§ **What is required**
Among the entries below, count the lines with "icon" in them and state the total without comment.

Records drawn from a dataset:
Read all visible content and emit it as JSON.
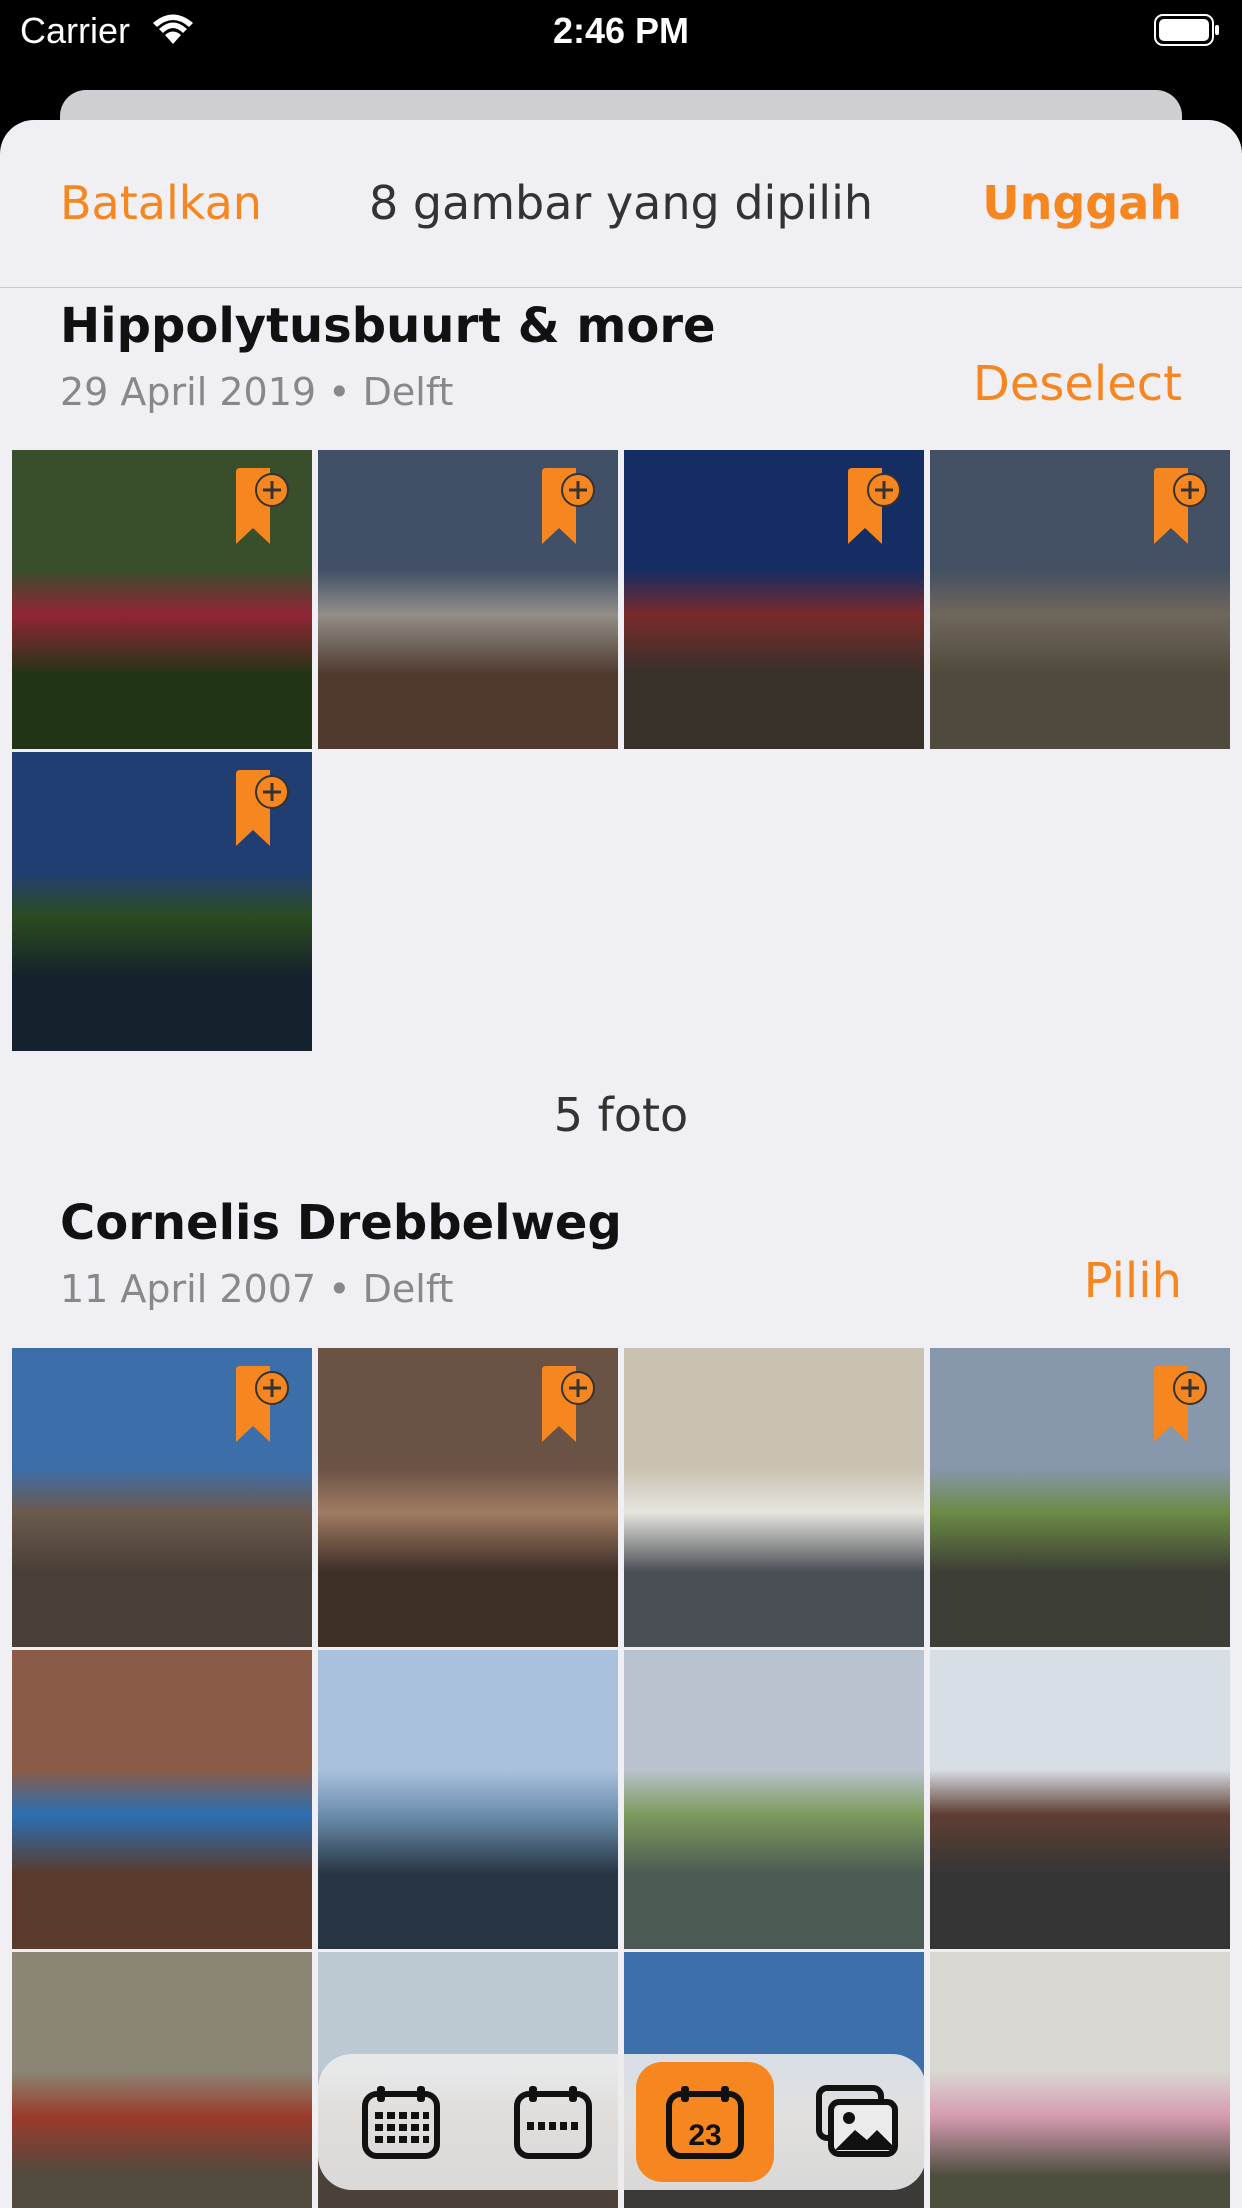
{
  "status": {
    "carrier": "Carrier",
    "time": "2:46 PM"
  },
  "nav": {
    "cancel": "Batalkan",
    "title": "8 gambar yang dipilih",
    "upload": "Unggah"
  },
  "sections": [
    {
      "title": "Hippolytusbuurt & more",
      "meta": "29 April 2019 • Delft",
      "action": "Deselect",
      "count": "5 foto",
      "photos": [
        {
          "selected": true,
          "sky": "#4f6c3c",
          "ground": "#2f4a1f",
          "accent": "#c9344b"
        },
        {
          "selected": true,
          "sky": "#5b6f8f",
          "ground": "#6f5140",
          "accent": "#cbc6bd"
        },
        {
          "selected": true,
          "sky": "#1d3f8a",
          "ground": "#4d443b",
          "accent": "#a93b3b"
        },
        {
          "selected": true,
          "sky": "#5f6f89",
          "ground": "#6f6756",
          "accent": "#9b8f80"
        },
        {
          "selected": true,
          "sky": "#2e56a0",
          "ground": "#1e2f3f",
          "accent": "#3c6a2c"
        }
      ]
    },
    {
      "title": "Cornelis Drebbelweg",
      "meta": "11 April 2007 • Delft",
      "action": "Pilih",
      "photos": [
        {
          "selected": false,
          "badge": true,
          "sky": "#3c6ea9",
          "ground": "#4a3f38",
          "accent": "#6b5a4d"
        },
        {
          "selected": false,
          "badge": true,
          "sky": "#6a5245",
          "ground": "#3d2e26",
          "accent": "#a07b62"
        },
        {
          "selected": false,
          "badge": false,
          "sky": "#c9c2b0",
          "ground": "#4a4e55",
          "accent": "#e6e4de"
        },
        {
          "selected": false,
          "badge": true,
          "sky": "#8797ac",
          "ground": "#3d3e36",
          "accent": "#6c8b45"
        },
        {
          "selected": false,
          "badge": false,
          "sky": "#8a5b46",
          "ground": "#5a3b2c",
          "accent": "#2c6fb2"
        },
        {
          "selected": false,
          "badge": false,
          "sky": "#a9c1dc",
          "ground": "#273543",
          "accent": "#6c8fae"
        },
        {
          "selected": false,
          "badge": false,
          "sky": "#b9c3cf",
          "ground": "#4b5a52",
          "accent": "#7d9a5c"
        },
        {
          "selected": false,
          "badge": false,
          "sky": "#d7dde5",
          "ground": "#353536",
          "accent": "#5f3f33"
        },
        {
          "selected": false,
          "badge": false,
          "sky": "#8a8575",
          "ground": "#504a3f",
          "accent": "#9a3b2a"
        },
        {
          "selected": false,
          "badge": false,
          "sky": "#bcc8d2",
          "ground": "#4c4138",
          "accent": "#7a5a44"
        },
        {
          "selected": false,
          "badge": false,
          "sky": "#3d6fab",
          "ground": "#3c3a36",
          "accent": "#8a7c6a"
        },
        {
          "selected": false,
          "badge": false,
          "sky": "#d9d7d2",
          "ground": "#4c4e3e",
          "accent": "#d59bb0"
        }
      ]
    }
  ],
  "tabs": [
    {
      "name": "calendar-year-icon",
      "active": false
    },
    {
      "name": "calendar-month-icon",
      "active": false
    },
    {
      "name": "calendar-day-icon",
      "label": "23",
      "active": true
    },
    {
      "name": "photos-icon",
      "active": false
    }
  ],
  "colors": {
    "accent": "#f6861f",
    "sheet": "#f0eff4"
  }
}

§ **Answer box**
4